## [TASK REQUIREMENTS]
Given the records below, pull every line with the word "obtusa" into the answer.

Items from an interface collection:
——

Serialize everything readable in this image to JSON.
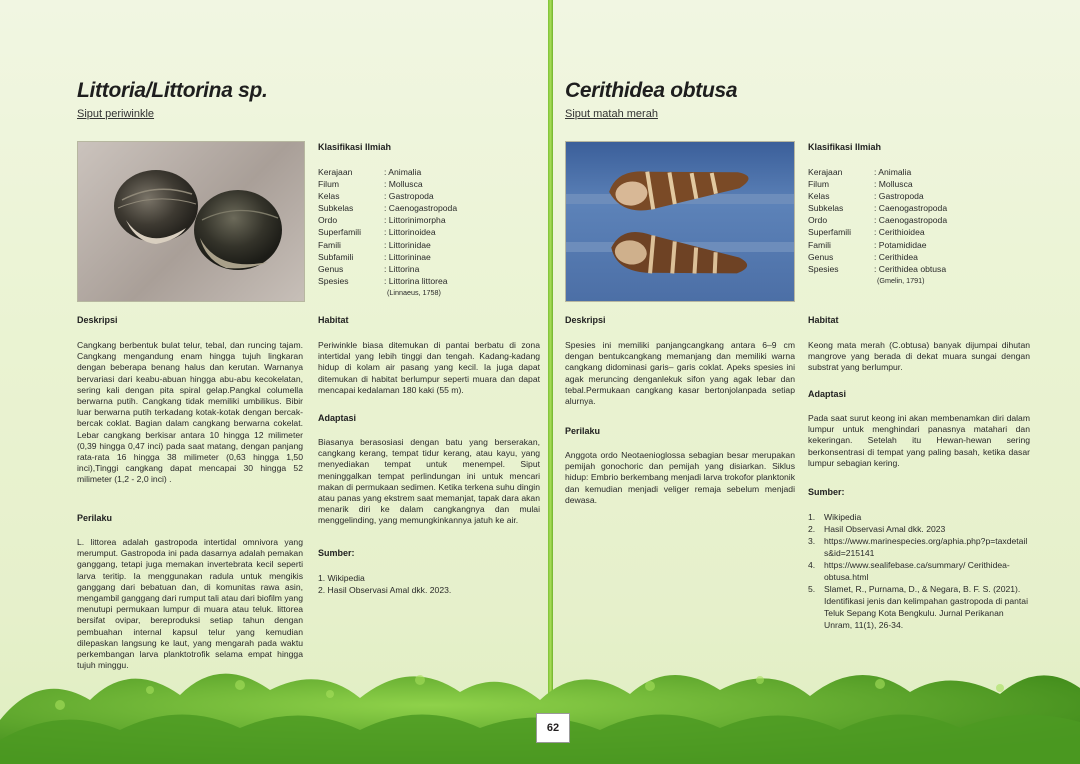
{
  "page_number": "62",
  "left": {
    "title": "Littoria/Littorina sp.",
    "subtitle": "Siput periwinkle",
    "klasifikasi_heading": "Klasifikasi Ilmiah",
    "klasifikasi": [
      {
        "k": "Kerajaan",
        "v": ": Animalia"
      },
      {
        "k": "Filum",
        "v": ": Mollusca"
      },
      {
        "k": "Kelas",
        "v": ": Gastropoda"
      },
      {
        "k": "Subkelas",
        "v": ": Caenogastropoda"
      },
      {
        "k": "Ordo",
        "v": ": Littorinimorpha"
      },
      {
        "k": "Superfamili",
        "v": ": Littorinoidea"
      },
      {
        "k": "Famili",
        "v": ": Littorinidae"
      },
      {
        "k": "Subfamili",
        "v": ": Littorininae"
      },
      {
        "k": "Genus",
        "v": ": Littorina"
      },
      {
        "k": "Spesies",
        "v": ": Littorina littorea"
      }
    ],
    "authority": "(Linnaeus, 1758)",
    "deskripsi_heading": "Deskripsi",
    "deskripsi": "Cangkang berbentuk bulat telur, tebal, dan runcing tajam. Cangkang mengandung enam hingga tujuh lingkaran dengan beberapa benang halus dan kerutan. Warnanya bervariasi dari keabu-abuan hingga abu-abu kecokelatan, sering kali dengan pita spiral gelap.Pangkal columella berwarna putih. Cangkang tidak memiliki umbilikus. Bibir luar berwarna putih terkadang kotak-kotak dengan bercak-bercak coklat. Bagian dalam cangkang berwarna cokelat. Lebar cangkang berkisar antara 10 hingga 12 milimeter (0,39 hingga 0,47 inci) pada saat matang, dengan panjang rata-rata 16 hingga 38 milimeter (0,63 hingga 1,50 inci),Tinggi cangkang dapat mencapai 30 hingga 52 milimeter (1,2 - 2,0 inci) .",
    "perilaku_heading": "Perilaku",
    "perilaku": "L. littorea adalah gastropoda intertidal omnivora yang merumput. Gastropoda ini pada dasarnya adalah pemakan ganggang, tetapi juga memakan invertebrata kecil seperti larva teritip. Ia menggunakan radula untuk mengikis ganggang dari bebatuan dan, di komunitas rawa asin, mengambil ganggang dari rumput tali atau dari biofilm yang menutupi permukaan lumpur di muara atau teluk. littorea bersifat ovipar, bereproduksi setiap tahun dengan pembuahan internal kapsul telur yang kemudian dilepaskan langsung ke laut, yang mengarah pada waktu perkembangan larva planktotrofik selama empat hingga tujuh minggu.",
    "habitat_heading": "Habitat",
    "habitat": "Periwinkle biasa ditemukan di pantai berbatu di zona intertidal yang lebih tinggi dan tengah. Kadang-kadang hidup di kolam air pasang yang kecil. Ia juga dapat ditemukan di habitat berlumpur seperti muara dan dapat mencapai kedalaman 180 kaki (55 m).",
    "adaptasi_heading": "Adaptasi",
    "adaptasi": "Biasanya berasosiasi dengan batu yang berserakan, cangkang kerang, tempat tidur kerang, atau kayu, yang menyediakan tempat untuk menempel. Siput meninggalkan tempat perlindungan ini untuk mencari makan di permukaan sedimen. Ketika terkena suhu dingin atau panas yang ekstrem saat memanjat, tapak dara akan menarik diri ke dalam cangkangnya dan mulai menggelinding, yang memungkinkannya jatuh ke air.",
    "sumber_heading": "Sumber:",
    "sumber": [
      "1. Wikipedia",
      "2. Hasil Observasi Amal dkk. 2023."
    ]
  },
  "right": {
    "title": "Cerithidea obtusa",
    "subtitle": "Siput matah merah",
    "klasifikasi_heading": "Klasifikasi Ilmiah",
    "klasifikasi": [
      {
        "k": "Kerajaan",
        "v": ": Animalia"
      },
      {
        "k": "Filum",
        "v": ": Mollusca"
      },
      {
        "k": "Kelas",
        "v": ": Gastropoda"
      },
      {
        "k": "Subkelas",
        "v": ": Caenogastropoda"
      },
      {
        "k": "Ordo",
        "v": ": Caenogastropoda"
      },
      {
        "k": "Superfamili",
        "v": ": Cerithioidea"
      },
      {
        "k": "Famili",
        "v": ": Potamididae"
      },
      {
        "k": "Genus",
        "v": ": Cerithidea"
      },
      {
        "k": "Spesies",
        "v": ": Cerithidea obtusa"
      }
    ],
    "authority": "(Gmelin, 1791)",
    "deskripsi_heading": "Deskripsi",
    "deskripsi": "Spesies ini memiliki panjangcangkang antara 6–9 cm dengan bentukcangkang memanjang dan memiliki warna cangkang didominasi garis– garis coklat. Apeks spesies ini agak meruncing denganlekuk sifon yang agak lebar dan tebal.Permukaan cangkang kasar bertonjolanpada setiap alurnya.",
    "perilaku_heading": "Perilaku",
    "perilaku": "Anggota ordo Neotaenioglossa sebagian besar merupakan pemijah gonochoric dan pemijah yang disiarkan. Siklus hidup: Embrio berkembang menjadi larva trokofor planktonik dan kemudian menjadi veliger remaja sebelum menjadi dewasa.",
    "habitat_heading": "Habitat",
    "habitat": "Keong mata merah (C.obtusa) banyak dijumpai dihutan mangrove yang berada di dekat muara sungai dengan substrat yang berlumpur.",
    "adaptasi_heading": "Adaptasi",
    "adaptasi": "Pada saat surut keong ini akan membenamkan diri dalam lumpur untuk menghindari panasnya matahari dan kekeringan. Setelah itu Hewan-hewan sering berkonsentrasi di tempat yang paling basah, ketika dasar lumpur sebagian kering.",
    "sumber_heading": "Sumber:",
    "sumber": [
      {
        "n": "1.",
        "t": "Wikipedia"
      },
      {
        "n": "2.",
        "t": "Hasil Observasi Amal dkk. 2023"
      },
      {
        "n": "3.",
        "t": "https://www.marinespecies.org/aphia.php?p=taxdetails&id=215141"
      },
      {
        "n": "4.",
        "t": "https://www.sealifebase.ca/summary/ Cerithidea-obtusa.html"
      },
      {
        "n": "5.",
        "t": "Slamet, R., Purnama, D., & Negara, B. F. S. (2021). Identifikasi jenis dan kelimpahan gastropoda di pantai Teluk Sepang Kota Bengkulu. Jurnal Perikanan Unram, 11(1), 26-34."
      }
    ]
  }
}
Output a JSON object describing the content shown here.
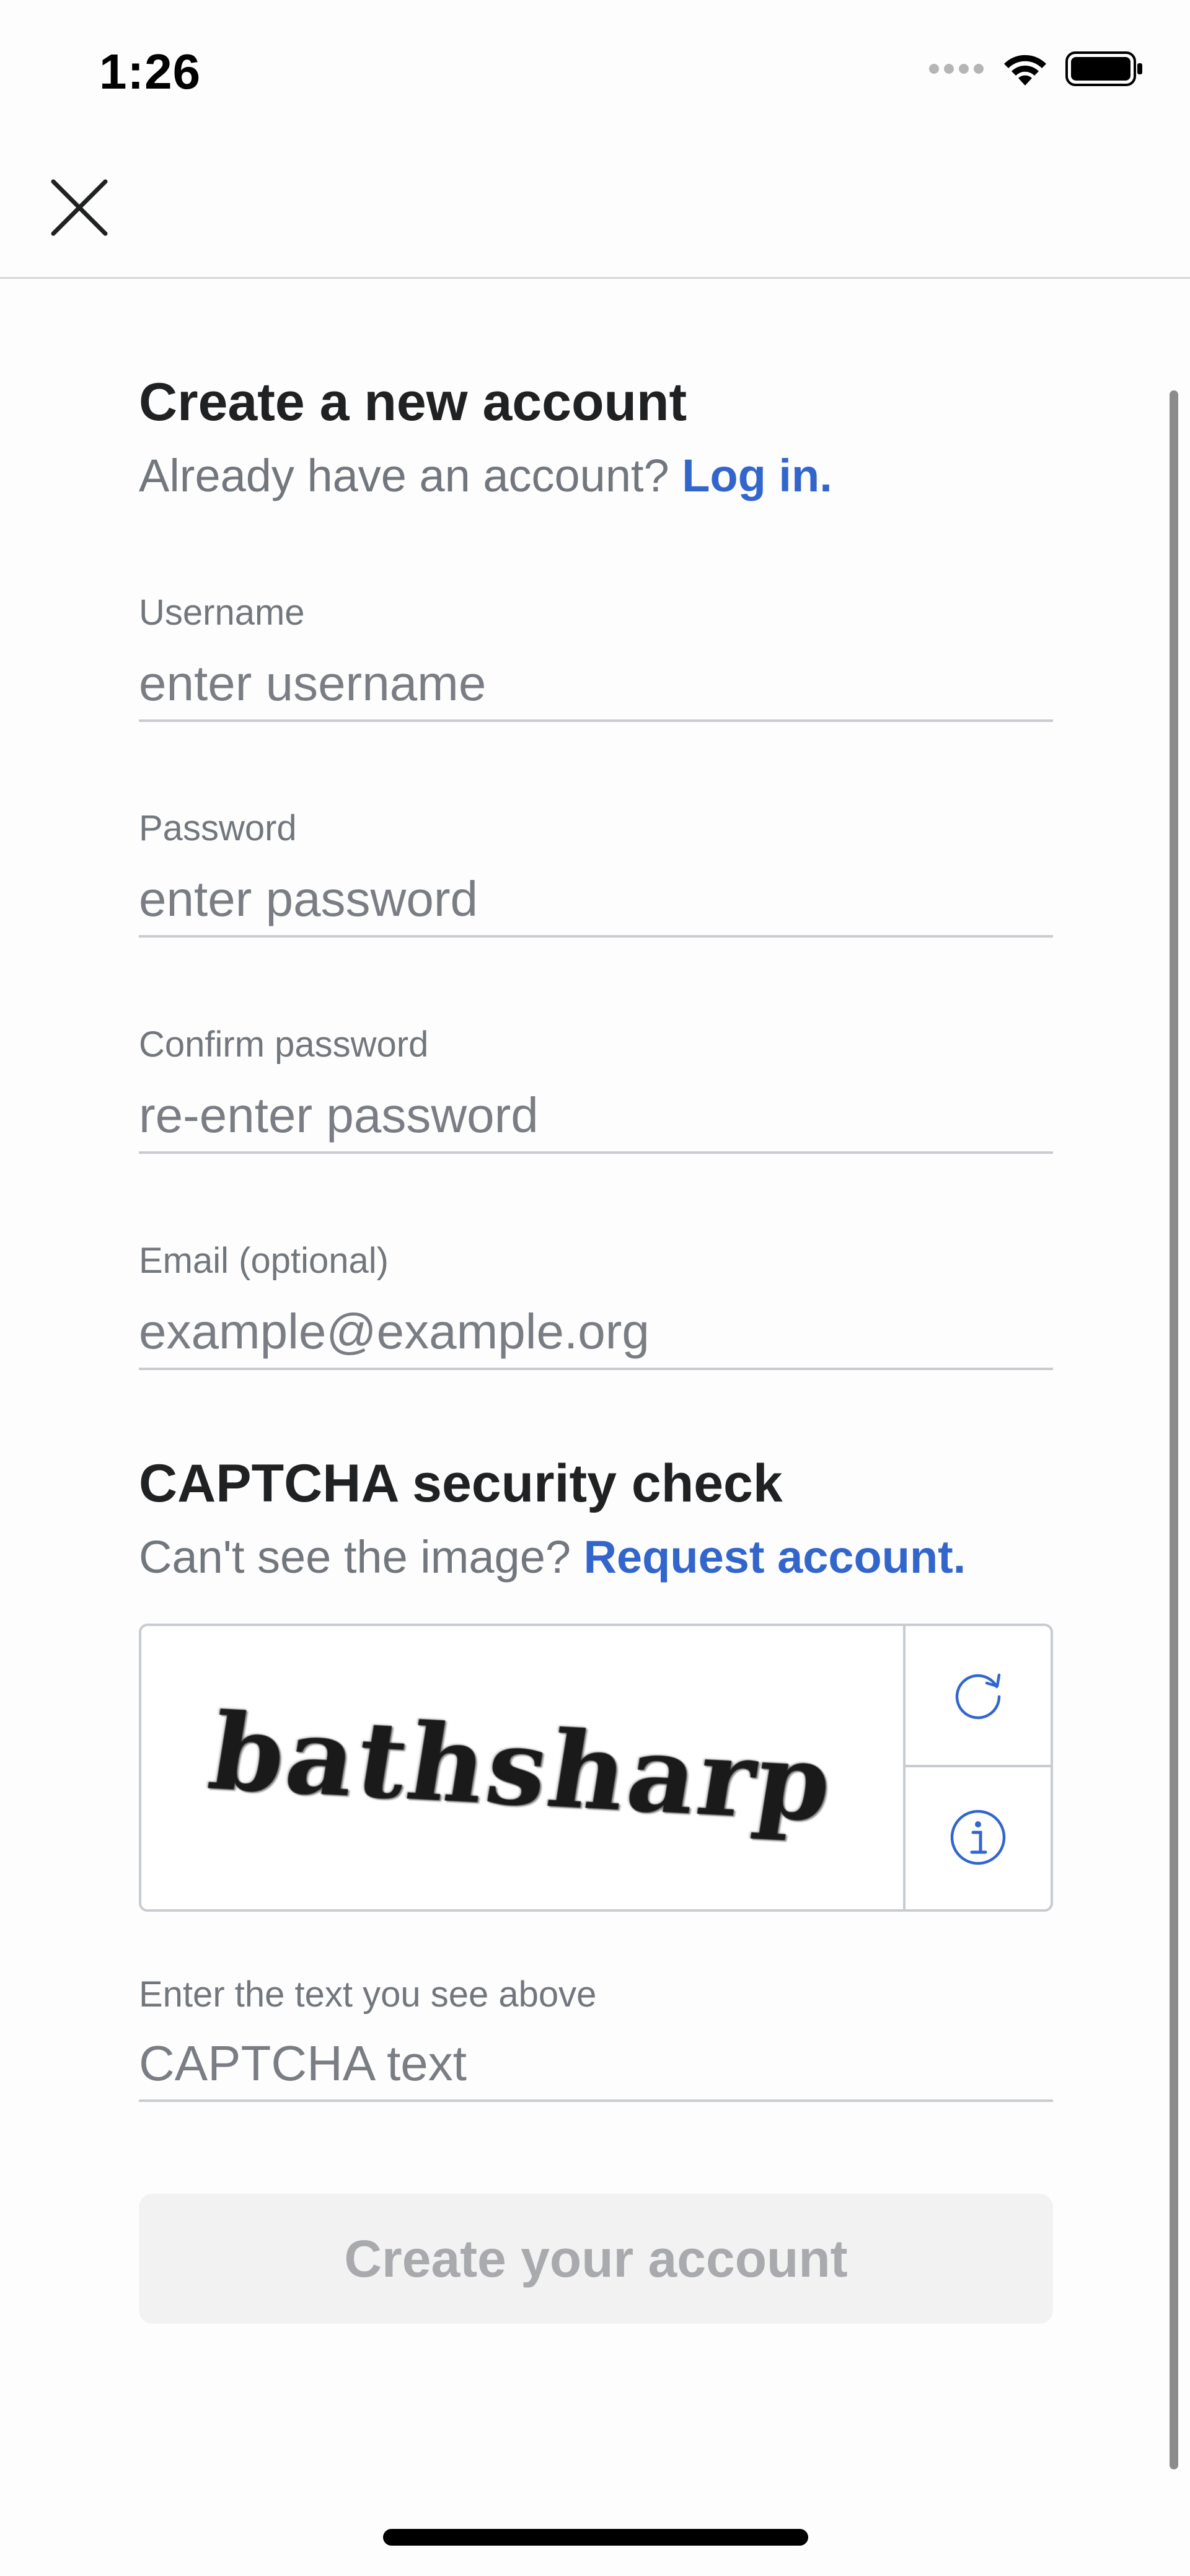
{
  "status_bar": {
    "time": "1:26",
    "icons": [
      "signal-icon",
      "wifi-icon",
      "battery-icon"
    ]
  },
  "nav": {
    "close_icon": "close-icon"
  },
  "account": {
    "title": "Create a new account",
    "login_prompt": "Already have an account?",
    "login_link": "Log in."
  },
  "fields": {
    "username": {
      "label": "Username",
      "placeholder": "enter username",
      "value": ""
    },
    "password": {
      "label": "Password",
      "placeholder": "enter password",
      "value": ""
    },
    "confirm": {
      "label": "Confirm password",
      "placeholder": "re-enter password",
      "value": ""
    },
    "email": {
      "label": "Email (optional)",
      "placeholder": "example@example.org",
      "value": ""
    }
  },
  "captcha": {
    "title": "CAPTCHA security check",
    "help_prompt": "Can't see the image?",
    "help_link": "Request account.",
    "image_text": "bathsharp",
    "refresh_icon": "refresh-icon",
    "info_icon": "info-icon",
    "input_label": "Enter the text you see above",
    "input_placeholder": "CAPTCHA text"
  },
  "actions": {
    "create_label": "Create your account"
  },
  "colors": {
    "accent": "#3366cc",
    "text": "#202122",
    "muted": "#72777d",
    "border": "#c8ccd1",
    "button_disabled_bg": "#f2f2f2",
    "button_disabled_text": "#a8aaad"
  }
}
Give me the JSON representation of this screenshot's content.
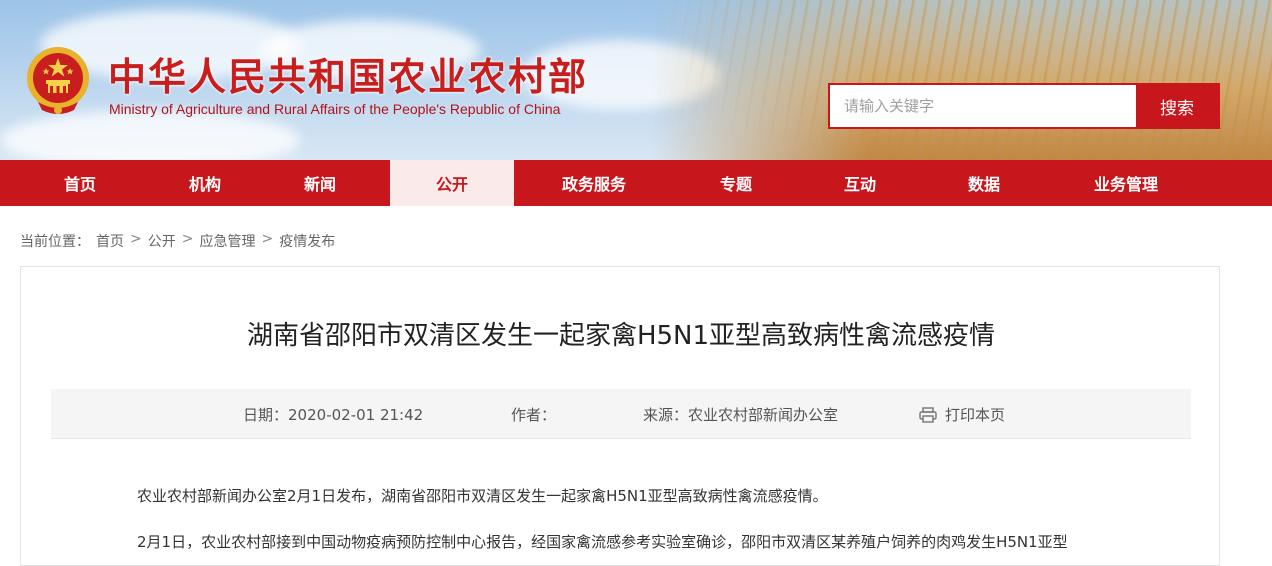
{
  "header": {
    "title": "中华人民共和国农业农村部",
    "subtitle": "Ministry of Agriculture and Rural Affairs of the People's Republic of China",
    "emblem_icon": "national-emblem-icon"
  },
  "search": {
    "placeholder": "请输入关键字",
    "button_label": "搜索"
  },
  "nav": {
    "items": [
      {
        "label": "首页"
      },
      {
        "label": "机构"
      },
      {
        "label": "新闻"
      },
      {
        "label": "公开"
      },
      {
        "label": "政务服务"
      },
      {
        "label": "专题"
      },
      {
        "label": "互动"
      },
      {
        "label": "数据"
      },
      {
        "label": "业务管理"
      }
    ],
    "active_index": 3
  },
  "breadcrumb": {
    "prefix": "当前位置：",
    "items": [
      "首页",
      "公开",
      "应急管理",
      "疫情发布"
    ],
    "separator": ">"
  },
  "article": {
    "title": "湖南省邵阳市双清区发生一起家禽H5N1亚型高致病性禽流感疫情",
    "meta": {
      "date_label": "日期：",
      "date_value": "2020-02-01 21:42",
      "author_label": "作者：",
      "author_value": "",
      "source_label": "来源：",
      "source_value": "农业农村部新闻办公室",
      "print_label": "打印本页",
      "print_icon": "printer-icon"
    },
    "paragraphs": [
      "农业农村部新闻办公室2月1日发布，湖南省邵阳市双清区发生一起家禽H5N1亚型高致病性禽流感疫情。",
      "2月1日，农业农村部接到中国动物疫病预防控制中心报告，经国家禽流感参考实验室确诊，邵阳市双清区某养殖户饲养的肉鸡发生H5N1亚型"
    ]
  },
  "colors": {
    "brand_red": "#c8161d",
    "nav_active_bg": "#fbeaea",
    "meta_bg": "#f5f5f5"
  }
}
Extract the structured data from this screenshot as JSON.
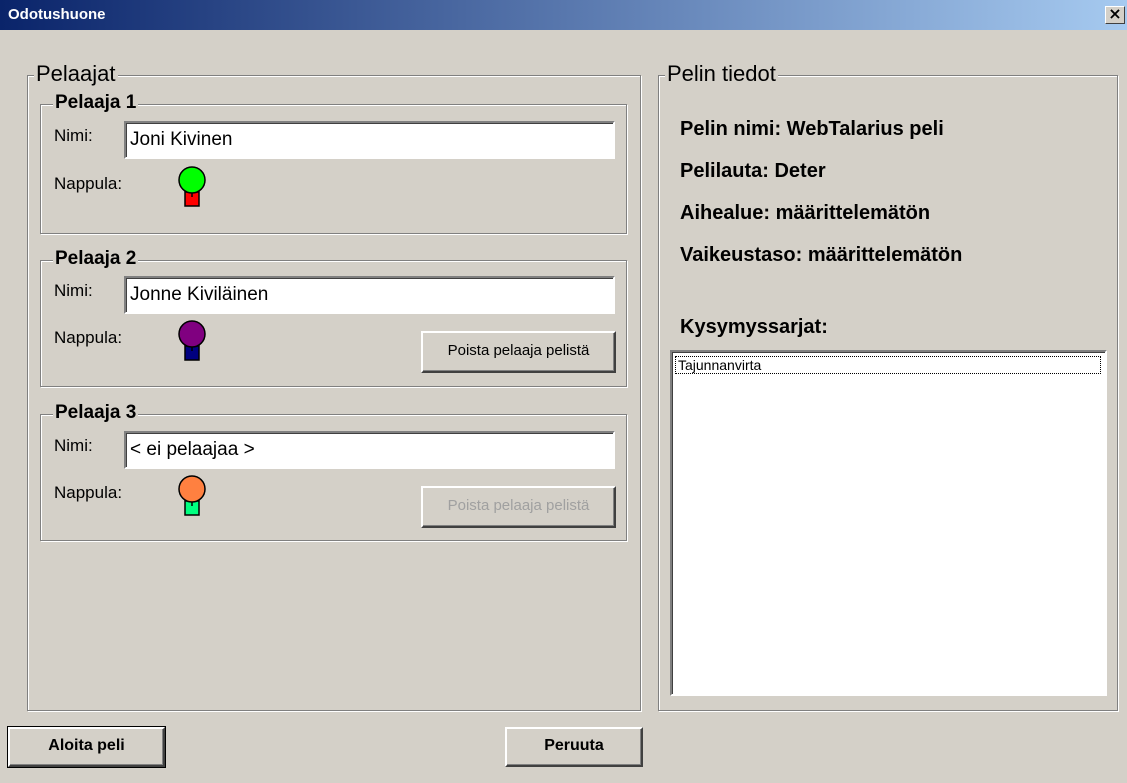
{
  "window": {
    "title": "Odotushuone",
    "close_glyph": "×"
  },
  "players_group": {
    "title": "Pelaajat"
  },
  "players": [
    {
      "heading": "Pelaaja 1",
      "name_label": "Nimi:",
      "name_value": "Joni Kivinen",
      "piece_label": "Nappula:",
      "piece_head_color": "#00ff00",
      "piece_body_color": "#ff0000",
      "remove_label": ""
    },
    {
      "heading": "Pelaaja 2",
      "name_label": "Nimi:",
      "name_value": "Jonne Kiviläinen",
      "piece_label": "Nappula:",
      "piece_head_color": "#800080",
      "piece_body_color": "#000080",
      "remove_label": "Poista pelaaja pelistä"
    },
    {
      "heading": "Pelaaja 3",
      "name_label": "Nimi:",
      "name_value": "< ei pelaajaa >",
      "piece_label": "Nappula:",
      "piece_head_color": "#ff8040",
      "piece_body_color": "#00ff80",
      "remove_label": "Poista pelaaja pelistä"
    }
  ],
  "game_info": {
    "title": "Pelin tiedot",
    "game_name": "Pelin nimi: WebTalarius peli",
    "board": "Pelilauta: Deter",
    "topic": "Aihealue: määrittelemätön",
    "difficulty": "Vaikeustaso: määrittelemätön",
    "question_sets_label": "Kysymyssarjat:",
    "question_sets": [
      "Tajunnanvirta"
    ]
  },
  "buttons": {
    "start": "Aloita peli",
    "cancel": "Peruuta"
  }
}
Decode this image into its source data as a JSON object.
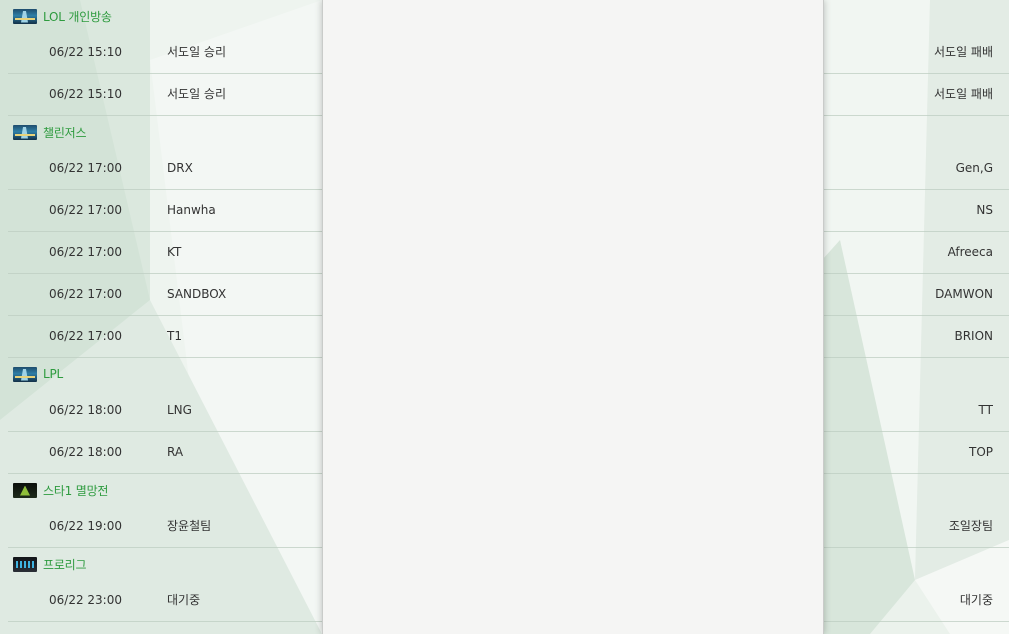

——

## [SOLUTION]
    "title": "Cerithidea obtusa",
        "v": ": Cerithidea obtusa"
    "habitat": "Keong mata merah (C.obtusa) banyak dijumpai dihutan mangrove yang berada di dekat muara sungai dengan substrat yang berlumpur.",
        "t": "https://www.sealifebase.ca/summary/ Cerithidea-obtusa.html"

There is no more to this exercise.